ESPN: Van Pelt ‘SportsCenter’ on course despite flat ratings
The midnight show has one host instead of two, with the likable Scott Van Pelt. It has a big, spacious set that looks nothing like a traditional studio show.
The show feels more like the popular radio show Van Pelt left to take over hosting duties, complete with in-studio guests and lots of the host’s opinions.
This is how ESPN executives reimagine “SportsCenter,” at one-time the definitive sports highlight show. Of course, highlights can be seen anywhere nowadays, so ESPN is trying to bring more personality to the franchise, from midnight with Van Pelt to its 1 a.m. ET version with Neil Everett and Stan Verrett.

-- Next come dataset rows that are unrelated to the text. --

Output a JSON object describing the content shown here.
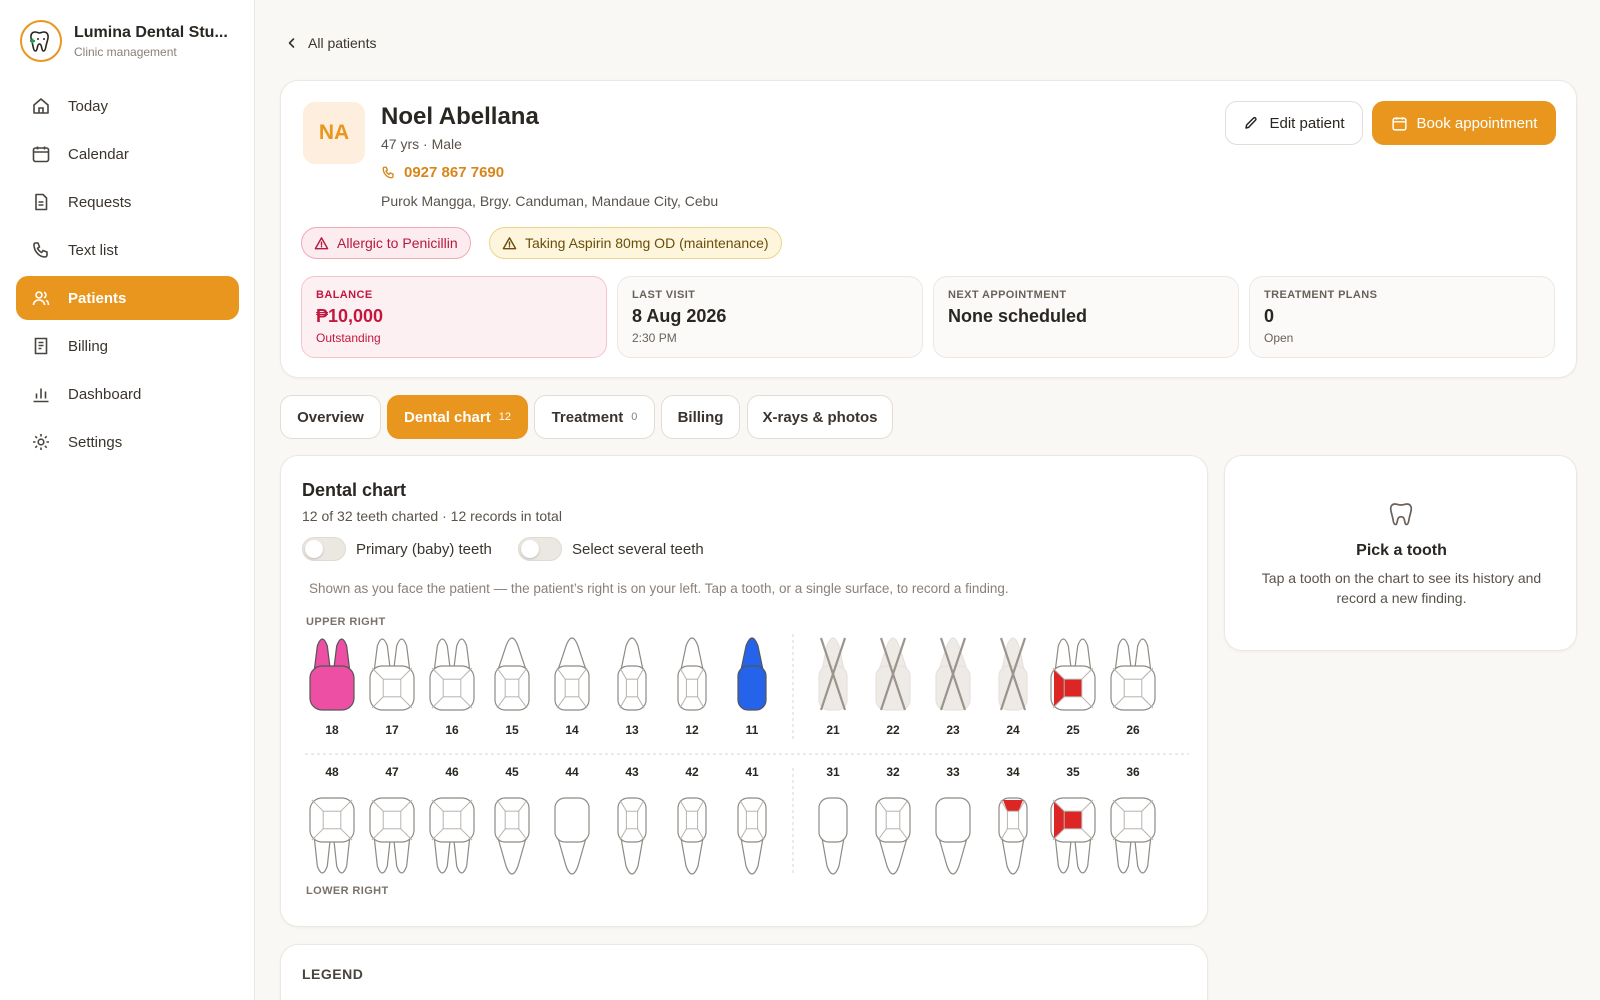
{
  "brand": {
    "name": "Lumina Dental Stu...",
    "subtitle": "Clinic management"
  },
  "nav": {
    "items": [
      {
        "label": "Today",
        "icon": "home-icon"
      },
      {
        "label": "Calendar",
        "icon": "calendar-icon"
      },
      {
        "label": "Requests",
        "icon": "document-icon"
      },
      {
        "label": "Text list",
        "icon": "phone-icon"
      },
      {
        "label": "Patients",
        "icon": "users-icon",
        "active": true
      },
      {
        "label": "Billing",
        "icon": "receipt-icon"
      },
      {
        "label": "Dashboard",
        "icon": "bar-chart-icon"
      },
      {
        "label": "Settings",
        "icon": "gear-icon"
      }
    ]
  },
  "back_link": "All patients",
  "patient": {
    "initials": "NA",
    "name": "Noel Abellana",
    "meta": "47 yrs · Male",
    "phone": "0927 867 7690",
    "address": "Purok Mangga, Brgy. Canduman, Mandaue City, Cebu",
    "alerts": [
      "Allergic to Penicillin",
      "Taking Aspirin 80mg OD (maintenance)"
    ]
  },
  "actions": {
    "edit": "Edit patient",
    "book": "Book appointment"
  },
  "stats": [
    {
      "label": "BALANCE",
      "value": "₱10,000",
      "sub": "Outstanding"
    },
    {
      "label": "LAST VISIT",
      "value": "8 Aug 2026",
      "sub": "2:30 PM"
    },
    {
      "label": "NEXT APPOINTMENT",
      "value": "None scheduled",
      "sub": ""
    },
    {
      "label": "TREATMENT PLANS",
      "value": "0",
      "sub": "Open"
    }
  ],
  "tabs": [
    {
      "label": "Overview",
      "badge": ""
    },
    {
      "label": "Dental chart",
      "badge": "12",
      "active": true
    },
    {
      "label": "Treatment",
      "badge": "0"
    },
    {
      "label": "Billing",
      "badge": ""
    },
    {
      "label": "X-rays & photos",
      "badge": ""
    }
  ],
  "chart": {
    "title": "Dental chart",
    "subtitle": "12 of 32 teeth charted · 12 records in total",
    "toggle_primary": "Primary (baby) teeth",
    "toggle_multi": "Select several teeth",
    "hint": "Shown as you face the patient — the patient’s right is on your left. Tap a tooth, or a single surface, to record a finding.",
    "upper_label": "UPPER RIGHT",
    "lower_label": "LOWER RIGHT",
    "upper_teeth": [
      {
        "num": "18",
        "status": "whole-pink"
      },
      {
        "num": "17",
        "status": ""
      },
      {
        "num": "16",
        "status": ""
      },
      {
        "num": "15",
        "status": ""
      },
      {
        "num": "14",
        "status": ""
      },
      {
        "num": "13",
        "status": ""
      },
      {
        "num": "12",
        "status": ""
      },
      {
        "num": "11",
        "status": "whole-blue"
      },
      {
        "num": "21",
        "status": "missing"
      },
      {
        "num": "22",
        "status": "missing"
      },
      {
        "num": "23",
        "status": "missing"
      },
      {
        "num": "24",
        "status": "missing"
      },
      {
        "num": "25",
        "status": "surface-red"
      },
      {
        "num": "26",
        "status": ""
      }
    ],
    "lower_teeth": [
      {
        "num": "48",
        "status": ""
      },
      {
        "num": "47",
        "status": ""
      },
      {
        "num": "46",
        "status": ""
      },
      {
        "num": "45",
        "status": ""
      },
      {
        "num": "44",
        "status": "plain"
      },
      {
        "num": "43",
        "status": ""
      },
      {
        "num": "42",
        "status": ""
      },
      {
        "num": "41",
        "status": ""
      },
      {
        "num": "31",
        "status": "plain"
      },
      {
        "num": "32",
        "status": ""
      },
      {
        "num": "33",
        "status": "plain"
      },
      {
        "num": "34",
        "status": "surface-red-top"
      },
      {
        "num": "35",
        "status": "surface-red"
      },
      {
        "num": "36",
        "status": ""
      }
    ],
    "colors": {
      "pink": "#ec4fa3",
      "blue": "#2563eb",
      "red": "#dc2626",
      "accent": "#e8961e"
    }
  },
  "legend": {
    "title": "LEGEND"
  },
  "pick": {
    "title": "Pick a tooth",
    "description": "Tap a tooth on the chart to see its history and record a new finding."
  }
}
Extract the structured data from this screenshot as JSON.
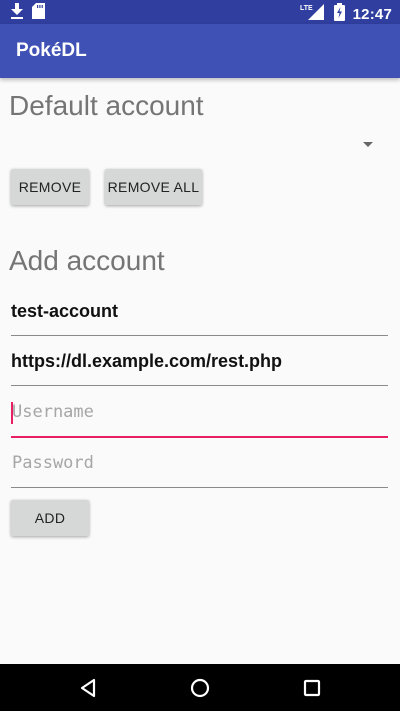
{
  "status_bar": {
    "time": "12:47",
    "network": "LTE",
    "left_icons": [
      "download-icon",
      "sd-card-icon"
    ],
    "right_icons": [
      "signal-icon",
      "battery-icon"
    ]
  },
  "toolbar": {
    "title": "PokéDL"
  },
  "default_account": {
    "heading": "Default account",
    "selected_value": "",
    "remove_label": "REMOVE",
    "remove_all_label": "REMOVE ALL"
  },
  "add_account": {
    "heading": "Add account",
    "name_value": "test-account",
    "url_value": "https://dl.example.com/rest.php",
    "username_placeholder": "Username",
    "password_placeholder": "Password",
    "add_label": "ADD"
  },
  "colors": {
    "status_bar": "#303f9f",
    "toolbar": "#3f51b5",
    "accent": "#e91e63",
    "background": "#fafafa"
  },
  "nav_icons": [
    "back-icon",
    "home-icon",
    "recents-icon"
  ]
}
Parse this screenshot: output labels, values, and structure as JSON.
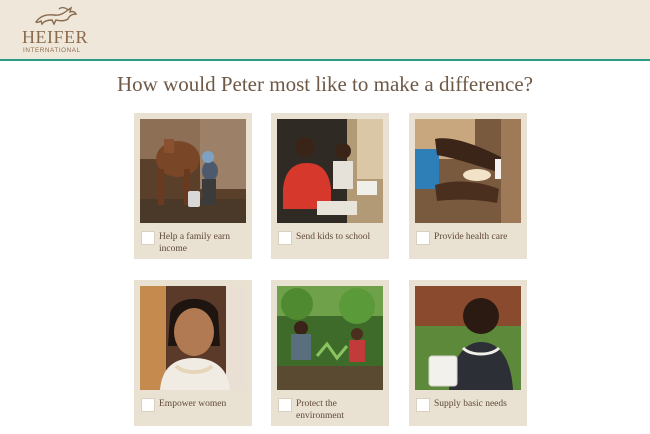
{
  "header": {
    "logo_text": "HEIFER",
    "logo_subtext": "INTERNATIONAL"
  },
  "question": "How would Peter most like to make a difference?",
  "options": [
    {
      "label": "Help a family earn income",
      "checked": false
    },
    {
      "label": "Send kids to school",
      "checked": false
    },
    {
      "label": "Provide health care",
      "checked": false
    },
    {
      "label": "Empower women",
      "checked": false
    },
    {
      "label": "Protect the environment",
      "checked": false
    },
    {
      "label": "Supply basic needs",
      "checked": false
    }
  ],
  "colors": {
    "header_bg": "#efe8da",
    "accent_rule": "#2b9c83",
    "card_bg": "#e9e1d1",
    "heading_text": "#6e5846"
  }
}
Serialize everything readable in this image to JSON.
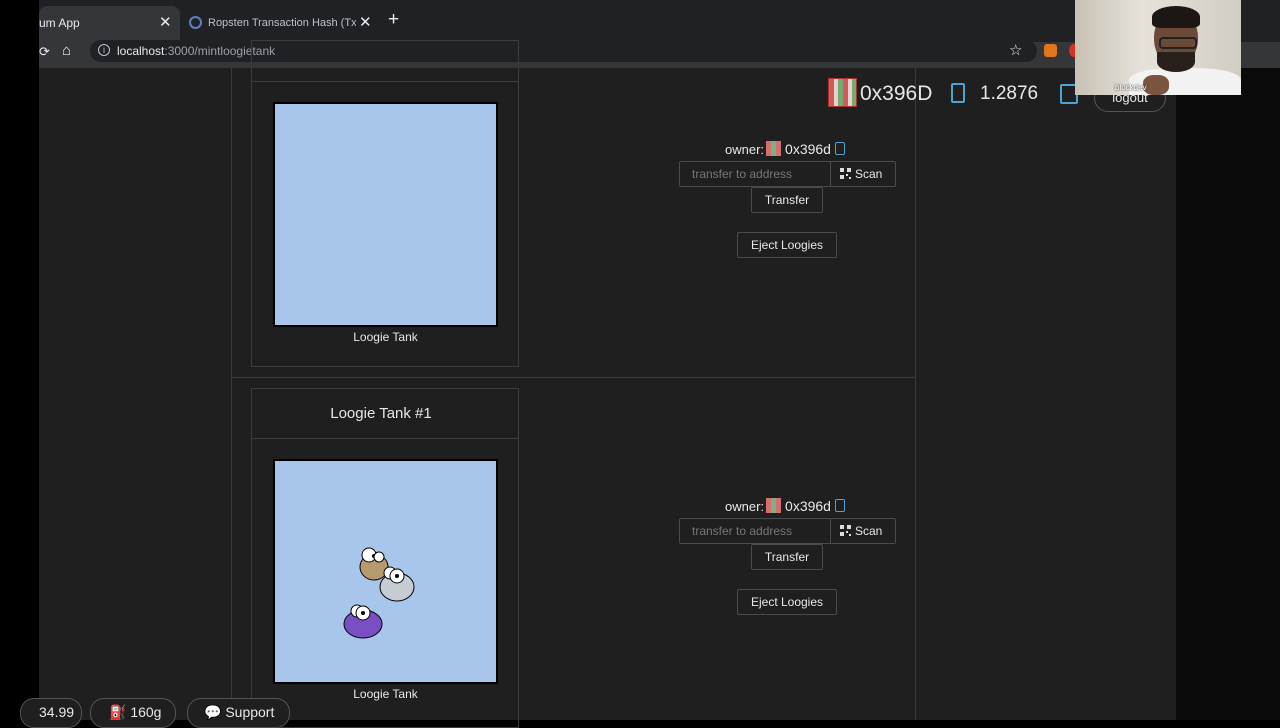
{
  "browser": {
    "tabs": [
      {
        "title": "um App",
        "active": true
      },
      {
        "title": "Ropsten Transaction Hash (Tx"
      }
    ],
    "tab_close": "✕",
    "new_tab": "+",
    "url_host": "localhost",
    "url_path": ":3000/mintloogietank"
  },
  "header": {
    "address": "0x396D",
    "balance": "1.2876",
    "logout_label": "logout"
  },
  "webcam": {
    "name": "blockdev"
  },
  "cards": [
    {
      "title": "",
      "caption": "Loogie Tank",
      "owner_label": "owner:",
      "owner_address": "0x396d",
      "transfer_placeholder": "transfer to address",
      "scan_label": "Scan",
      "transfer_label": "Transfer",
      "eject_label": "Eject Loogies",
      "loogies": []
    },
    {
      "title": "Loogie Tank #1",
      "caption": "Loogie Tank",
      "owner_label": "owner:",
      "owner_address": "0x396d",
      "transfer_placeholder": "transfer to address",
      "scan_label": "Scan",
      "transfer_label": "Transfer",
      "eject_label": "Eject Loogies",
      "loogies": [
        {
          "color": "#b79a6e"
        },
        {
          "color": "#c7ccd4"
        },
        {
          "color": "#7a4fc4"
        }
      ]
    }
  ],
  "footer": {
    "price": "34.99",
    "gas": "160g",
    "support_label": "Support"
  },
  "colors": {
    "background": "#1f1f1f",
    "tank_water": "#a8c5ec",
    "accent_icon": "#4ea3d6"
  }
}
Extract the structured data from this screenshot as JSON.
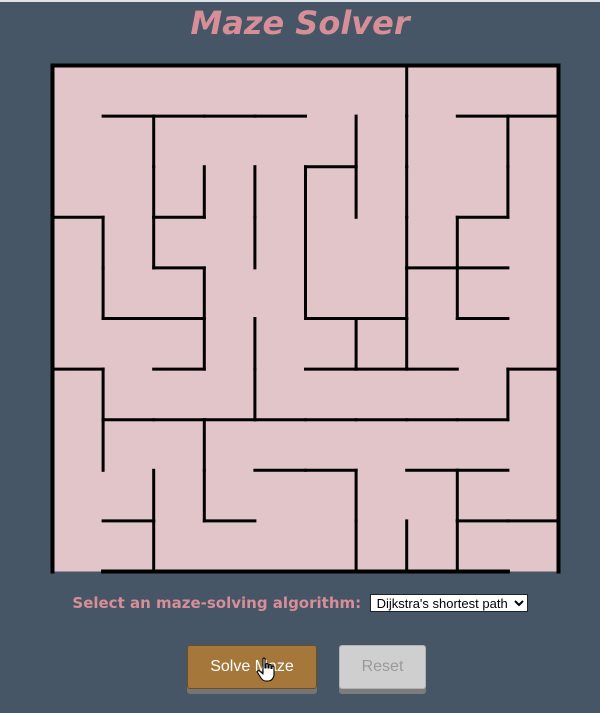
{
  "title": "Maze Solver",
  "controls": {
    "algorithm_label": "Select an maze-solving algorithm:",
    "algorithm_selected": "Dijkstra's shortest path",
    "solve_label": "Solve Maze",
    "reset_label": "Reset"
  },
  "maze": {
    "rows": 10,
    "cols": 10,
    "background_color": "#e2c5c9",
    "wall_color": "#000000",
    "horizontal_walls": [
      [
        1,
        1,
        1,
        1,
        1,
        1,
        1,
        1,
        1,
        1
      ],
      [
        0,
        1,
        1,
        1,
        1,
        0,
        0,
        0,
        1,
        1
      ],
      [
        0,
        0,
        0,
        0,
        0,
        1,
        0,
        0,
        0,
        0
      ],
      [
        1,
        0,
        1,
        0,
        0,
        0,
        0,
        0,
        1,
        0
      ],
      [
        0,
        0,
        1,
        0,
        0,
        0,
        0,
        1,
        1,
        0
      ],
      [
        0,
        1,
        1,
        0,
        0,
        1,
        1,
        0,
        1,
        0
      ],
      [
        1,
        0,
        1,
        0,
        0,
        1,
        1,
        1,
        0,
        1
      ],
      [
        0,
        1,
        1,
        1,
        1,
        1,
        1,
        1,
        1,
        0
      ],
      [
        0,
        0,
        0,
        0,
        1,
        1,
        0,
        1,
        1,
        0
      ],
      [
        0,
        1,
        0,
        1,
        0,
        0,
        0,
        0,
        1,
        1
      ],
      [
        0,
        1,
        1,
        1,
        1,
        1,
        1,
        1,
        1,
        0
      ]
    ],
    "vertical_walls": [
      [
        1,
        0,
        0,
        0,
        0,
        0,
        0,
        1,
        0,
        0,
        1
      ],
      [
        1,
        0,
        1,
        0,
        0,
        0,
        1,
        1,
        0,
        1,
        1
      ],
      [
        1,
        0,
        1,
        1,
        1,
        1,
        1,
        1,
        0,
        1,
        1
      ],
      [
        1,
        1,
        1,
        0,
        1,
        1,
        0,
        1,
        1,
        0,
        1
      ],
      [
        1,
        1,
        0,
        1,
        0,
        1,
        0,
        1,
        1,
        0,
        1
      ],
      [
        1,
        0,
        0,
        1,
        1,
        0,
        1,
        1,
        0,
        0,
        1
      ],
      [
        1,
        1,
        0,
        0,
        1,
        0,
        0,
        0,
        0,
        1,
        1
      ],
      [
        1,
        1,
        0,
        1,
        0,
        0,
        0,
        0,
        0,
        0,
        1
      ],
      [
        1,
        0,
        1,
        1,
        0,
        0,
        1,
        0,
        1,
        0,
        1
      ],
      [
        1,
        0,
        1,
        0,
        0,
        0,
        1,
        1,
        1,
        0,
        1
      ]
    ]
  }
}
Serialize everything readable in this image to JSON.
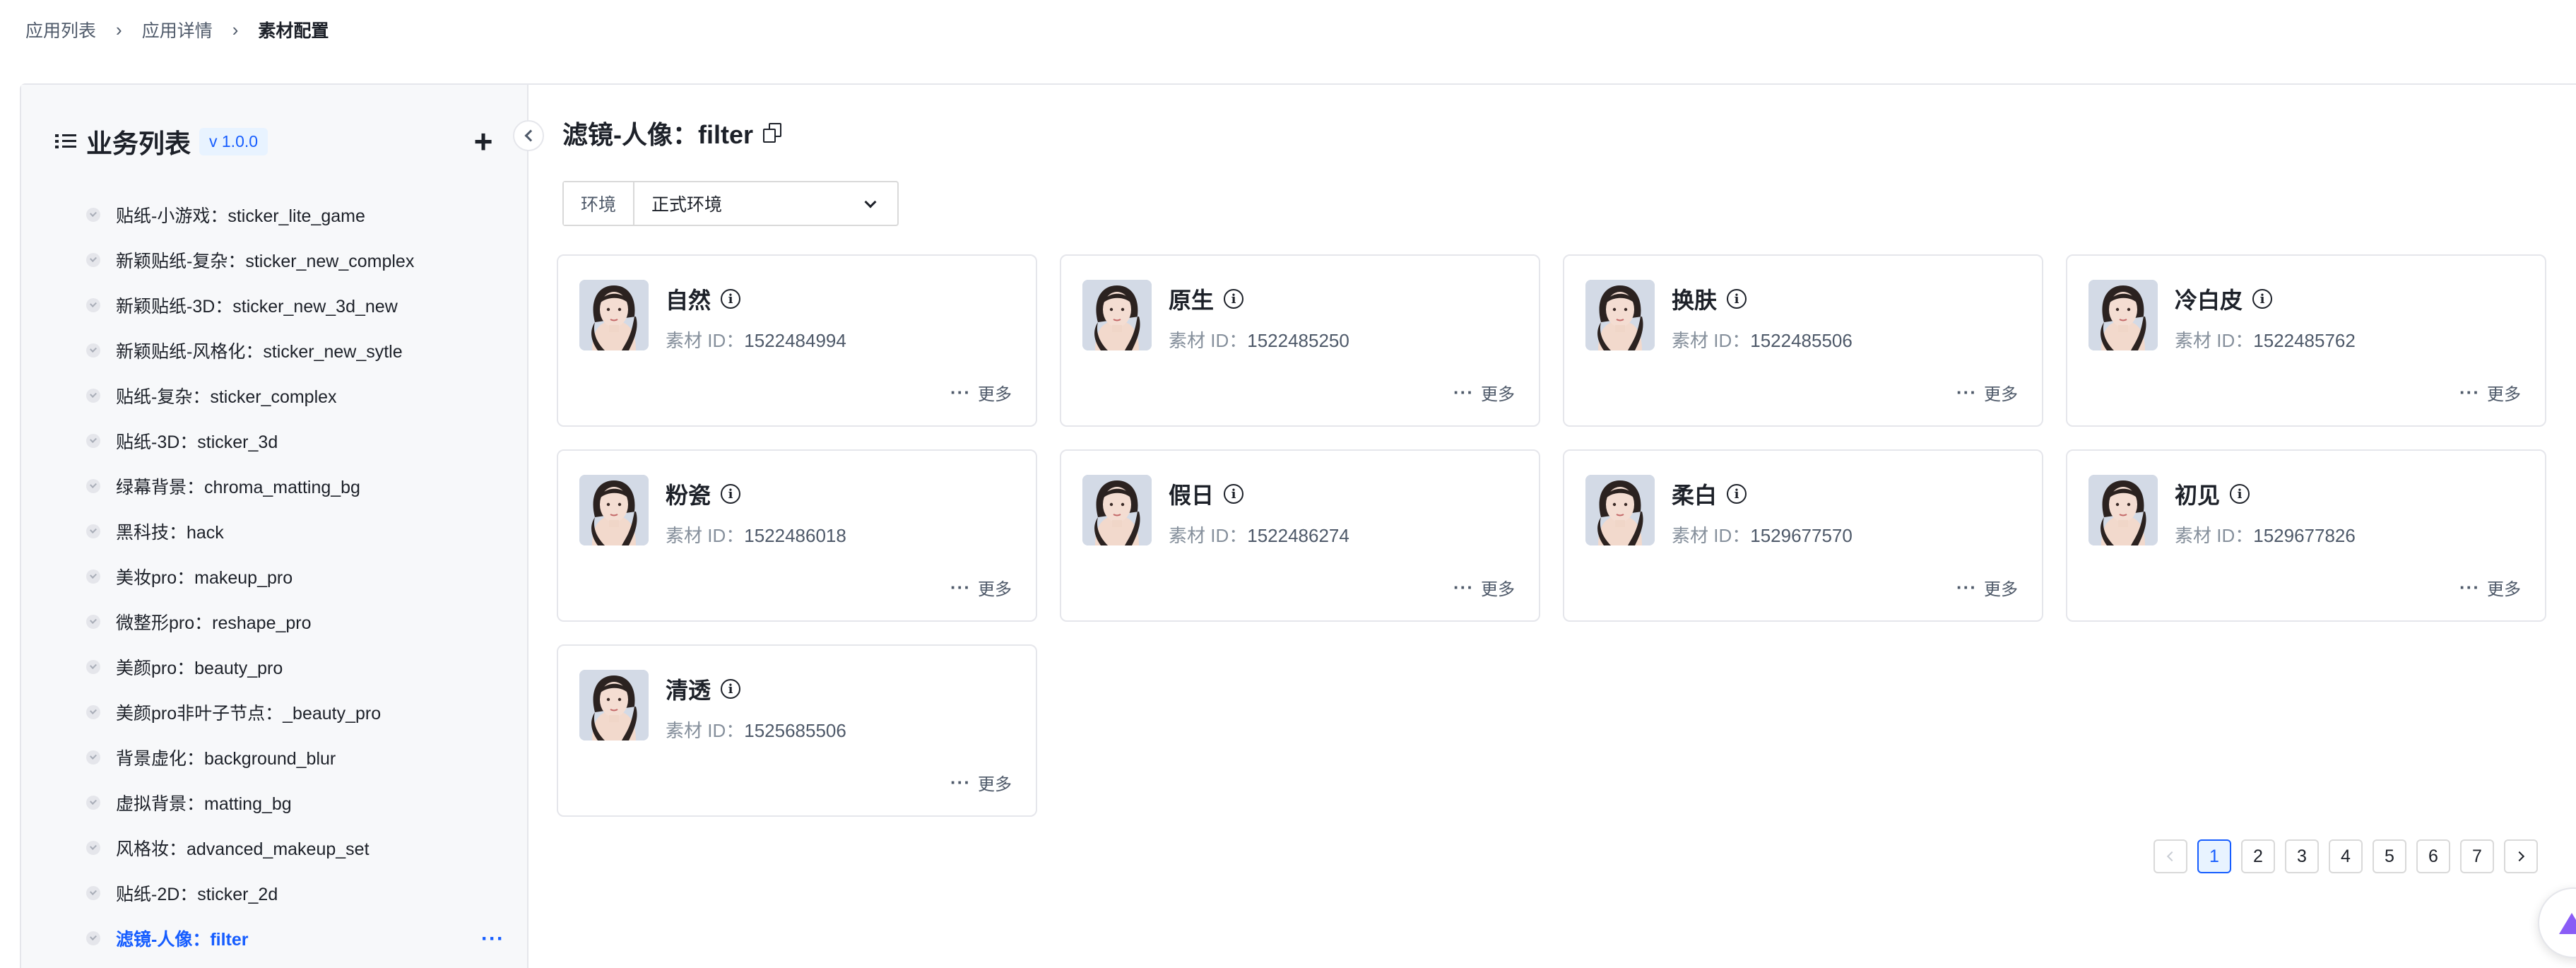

“This is still ‘SportsCenter,’ which means highlights are something fans expect; we can’t just run away from that,” said Rob King, ESPN’s senior vice president of “SportsCenter” and News. “When you look at that landscape and you’re really asking for somebody’s time, there’s a personal commitment. The ‘SportsCenter’ brand can be enhanced when you have the right person attached.”
|Among the new twists for the midnight “SportsCenter”: a spacious set.
Van Pelt averaged a 0.5 rating/659,000 viewers for 33 Tuesday-Friday shows from its Sept. 7 launch to Nov. 19. A year ago, 26 episodes of the midnight “SportsCenter” averaged a 0.5 rating/712,000 viewers.
On Mondays, which have a bigger lead-in thanks to the highly rated “Monday Night Football,” last year’s midnight show averaged a 2.4 rating/3.505 million viewers, compared to this year’s 2.4 rating/3.398 million viewers.
It’s still too early for ESPN to worry about the show’s ratings. ESPN is committed to it for the long haul. Still, ESPN executives are heartened by the show’s digital performance. King said streaming numbers through WatchESPN would add a single digital percentage to the show’s overall viewership.
“It’s important for us to look not only at TV ratings,” King said. “Yes, the ratings are flat. As we start looking at a broader definition of ratings, we will see a lift.”
King is convinced that the show is on the right course. Three weeks after launch, ESPN held a series of focus groups, and executives were pleased with two themes that kept emerging, King said.
Group participants liked how different the show looked from regular “SportsCenter” sets, and they viewed Van Pelt as the right person to host it.
“They encouraged us to go further,” King said. “They didn’t know what that meant. Neither did we. We’re still figuring it out. Yes, it’s different. And, yes, you have permission to go further.”
Like much of Van Pelt’s late-night competition — think Stephen Colbert, Jimmy Fallon, Jimmy Kimmel — the midnight “SportsCenter” is broken into segments that can easily be shared on social media.
Five weeks after the show’s launch, for example, Van Pelt had a segment where he spoke about former NBA player Lamar Odom, who was in the hospital. The segment went viral, picking up 8,000 retweets and 7,000 likes when ESPN’s “SportsCenter” account tweeted it out at 1:23 a.m. ET. That’s 7.2 times higher than the average engagement of tweets from that account, ESPN says.
“These kinds of segments are entertaining regardless of whether or not you are watching them in that live news cycle,” King said. “They are eminently sharable, and we wanted to make sure that we honored that. We’re doing Periscope sessions immediately after the show because we learned in the prior iteration of a midnight show that there was an active audience that wanted to check in and wanted to listen to another five to seven minutes of Scott talking about the show that just happened.”